I started out with a hank of yarn that needed to be wound into a ball so I could knit with it. To do that I had to either get out my yarn swift, or ask my husband to hold the hank taut for me so I could easily pull out the right strand and make the ball. I didn’t either of those things. Instead I told myself: “The yarn is smooth. I can see where the end is. I can easily pull out the strand and make the ball.”
No. Not true. I deceived myself into making a tangled mess. With time and patience, I was able salvage the situation.
In case you don’t knit, I will explain. Yarn is sometimes sold in loosely tied hanks which are compact for shipping and storage purposes. These hanks have to be wound into balls in order to knit or crochet with them. If you try to just work from the hank you get a frustrating tangle that often can’t be salvaged.
Now, I’m an experienced knitter. I know this. So why didn’t I do the right thing?

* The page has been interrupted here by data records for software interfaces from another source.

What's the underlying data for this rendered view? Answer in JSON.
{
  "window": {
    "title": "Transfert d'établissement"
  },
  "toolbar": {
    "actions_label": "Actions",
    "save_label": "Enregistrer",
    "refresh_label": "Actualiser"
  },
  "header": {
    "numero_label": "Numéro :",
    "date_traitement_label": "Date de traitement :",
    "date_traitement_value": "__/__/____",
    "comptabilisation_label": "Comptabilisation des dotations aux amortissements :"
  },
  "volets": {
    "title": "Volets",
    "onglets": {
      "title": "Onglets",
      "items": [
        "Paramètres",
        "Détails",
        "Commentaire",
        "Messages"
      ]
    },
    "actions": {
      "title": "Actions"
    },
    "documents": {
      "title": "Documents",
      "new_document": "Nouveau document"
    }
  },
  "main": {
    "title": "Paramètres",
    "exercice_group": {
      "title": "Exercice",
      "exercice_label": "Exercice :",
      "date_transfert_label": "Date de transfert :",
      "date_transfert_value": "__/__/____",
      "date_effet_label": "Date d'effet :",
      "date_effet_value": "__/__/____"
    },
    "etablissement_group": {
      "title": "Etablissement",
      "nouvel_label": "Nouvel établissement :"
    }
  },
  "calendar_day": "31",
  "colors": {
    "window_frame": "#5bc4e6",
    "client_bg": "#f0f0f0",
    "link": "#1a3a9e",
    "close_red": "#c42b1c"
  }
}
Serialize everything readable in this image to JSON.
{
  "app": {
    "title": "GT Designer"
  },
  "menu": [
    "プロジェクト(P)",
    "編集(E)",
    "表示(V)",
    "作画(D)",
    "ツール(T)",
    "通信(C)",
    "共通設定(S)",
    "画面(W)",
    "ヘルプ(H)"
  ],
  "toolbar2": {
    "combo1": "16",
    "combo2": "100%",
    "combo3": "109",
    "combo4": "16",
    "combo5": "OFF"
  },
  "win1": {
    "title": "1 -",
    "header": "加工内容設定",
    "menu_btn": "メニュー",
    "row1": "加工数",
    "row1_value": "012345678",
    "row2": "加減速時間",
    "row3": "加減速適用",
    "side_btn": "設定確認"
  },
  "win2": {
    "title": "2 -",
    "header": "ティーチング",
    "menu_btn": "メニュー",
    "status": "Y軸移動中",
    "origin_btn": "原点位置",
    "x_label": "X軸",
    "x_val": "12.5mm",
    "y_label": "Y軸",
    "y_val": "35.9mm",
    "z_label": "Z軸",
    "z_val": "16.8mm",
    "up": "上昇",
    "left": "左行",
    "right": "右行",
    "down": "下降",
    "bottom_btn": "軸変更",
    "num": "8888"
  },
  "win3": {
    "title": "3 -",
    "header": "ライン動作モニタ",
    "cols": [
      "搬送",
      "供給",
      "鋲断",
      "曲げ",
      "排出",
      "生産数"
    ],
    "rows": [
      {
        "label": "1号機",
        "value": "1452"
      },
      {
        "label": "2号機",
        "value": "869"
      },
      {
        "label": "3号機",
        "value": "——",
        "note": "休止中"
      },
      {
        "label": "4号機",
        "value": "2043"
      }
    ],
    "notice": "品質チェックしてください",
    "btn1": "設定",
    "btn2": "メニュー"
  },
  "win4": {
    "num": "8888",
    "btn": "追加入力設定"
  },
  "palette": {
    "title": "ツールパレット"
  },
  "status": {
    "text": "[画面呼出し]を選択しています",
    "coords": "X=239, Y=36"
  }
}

Yes, I was tired and a bit stressed. That was part of it. I just wasn’t in the mood for the effort it would take to use the right process. And it seems that there were some lessons to relearn. During the 3-hour de-tangling process, here’s what I re-learned. Maybe these lessons can save you from making an avoidable tangle!
- Life includes tangly, messy and unpleasant times.
- Sometimes those times are inevitable, but sometimes they’re of my own making.
- Staying calm and centered can help you untangle a knotted mess.
- Remaining focused on the result you want can guide the process and help with staying patient.
- Too tired to use the right process? Then get some rest before proceeding!